    '… a scholarly, intelligent and provocative study that raises many important questions about the relationship between genre and content that are certain to invite further debate.' Richard A. McCabe, Milton Quarterly

    See more reviews

    Customer reviews

    Not yet reviewed

    Be the first to review

    Review was not posted due to profanity


    , create a review

    (If you're not , sign out)

    Please enter the right captcha value
    Please enter a star rating.
    Your review must be a minimum of 12 words.

    How do you rate this item?


    Product details

    • Date Published: December 2015
    • format: Paperback
    • isbn: 9781316505335
    • length: 218 pages
    • dimensions: 230 x 150 x 10 mm
    • weight: 0.32kg
    • availability: Available
  • Table of Contents

    Part I. Aristotelian Vitality Ascendant:
    1. 'Both plant and beast together': temperance, vitality and the romance alternative in Spenser's Bower of Bliss
    2. Sleeping minds: romance, affect and environment in Sidney's The Old Arcadia
    3. Sleep, history and 'life indeed' in Shakespeare's 1 and 2 Henry IV and Henry V
    Part II. Aristotelian Vitality Embattled:
    4. 'From the root springs lighter the green stalk': vegetality and humanness in Milton's Paradise Lost
    Part III. Aristotelian Vitality Undead:
    5. 'Desperate sloth, miscalled philosophy': Descartes and the post-Aristotelian romance episode in Dryden's All for Love
    Coda: beyond undeath.

  • Author

    Garrett A. Sullivan, Jr, Pennsylvania State University
    Garrett A. Sullivan, Jr is Professor of English at Pennsylvania State University.

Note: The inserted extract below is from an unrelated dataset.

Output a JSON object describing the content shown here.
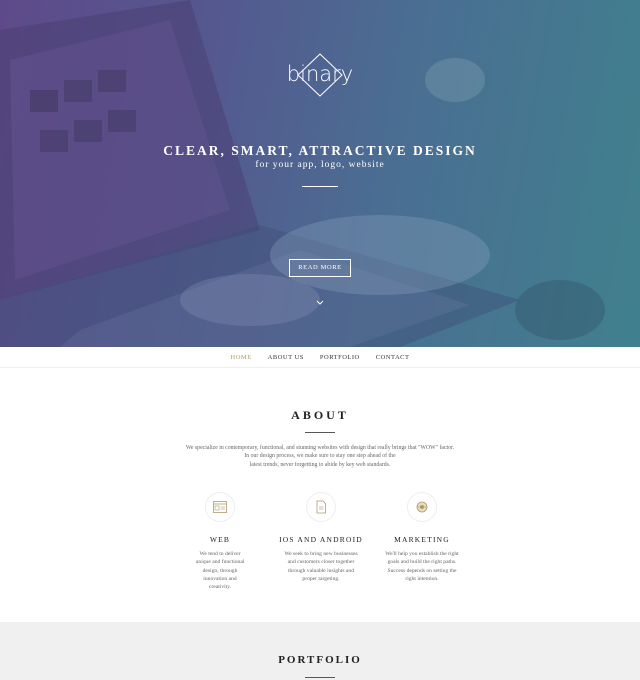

He is the author of The Drama of Landscape: Land, Property, and Social Relations on the Early Modern Stage (1998) and Memory and Forgetting in English Renaissance Drama: Shakespeare, Marlowe, Webster (2005). He has also edited numerous works, among which are The Cambridge Companion to English Renaissance Tragedy (with Emma Smith, 2010), Environment and Embodiment in Early Modern England (with Mary Floyd-Wilson, 2007), Early Modern English Drama: A Critical Companion (with Patrick Cheney and Andrew Hadfield, 2007) and The Encyclopedia of English Renaissance Literature (co-general editor with Alan Stewart, 2012).

Sorry, this resource is locked

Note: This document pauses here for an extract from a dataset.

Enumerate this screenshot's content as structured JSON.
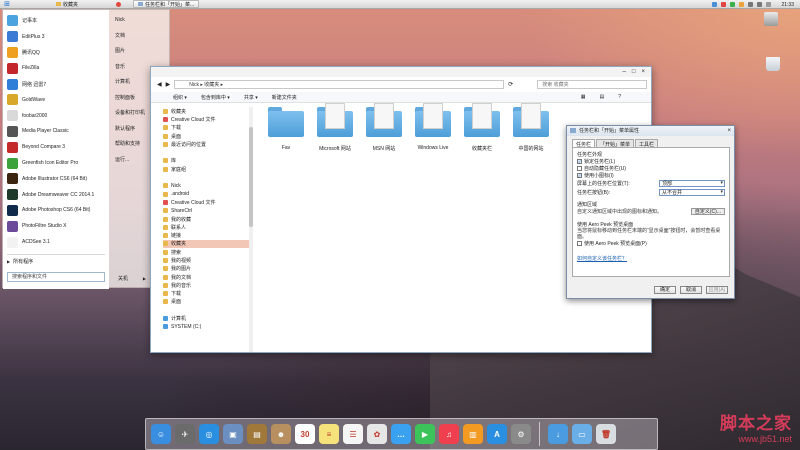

Please register or sign in to request access. If you are having problems accessing these resources please email

Register Sign in
Please note that this file is password protected. You will be asked to input your password on the next screen.

» Proceed

You are now leaving the Cambridge University Press website. Your eBook purchase and download will be completed by our partner Please see the permission section of the catalogue page for details of the print & copy limits on our eBooks.

Continue ×

Continue ×

Continue ×
warning icon

Turn stock notifications on?

You must be signed in to your Cambridge account to turn product stock notifications on or off.

Sign in Create a Cambridge account arrow icon

Find content that relates to you

Join us online

This site uses cookies to improve your experience. Read more Close

Are you sure you want to delete your account?

This cannot be undone.


Thank you for your feedback which will help us improve our service.

If you requested a response, we will make sure to get back to you shortly.

Please fill in the required fields in your feedback submission.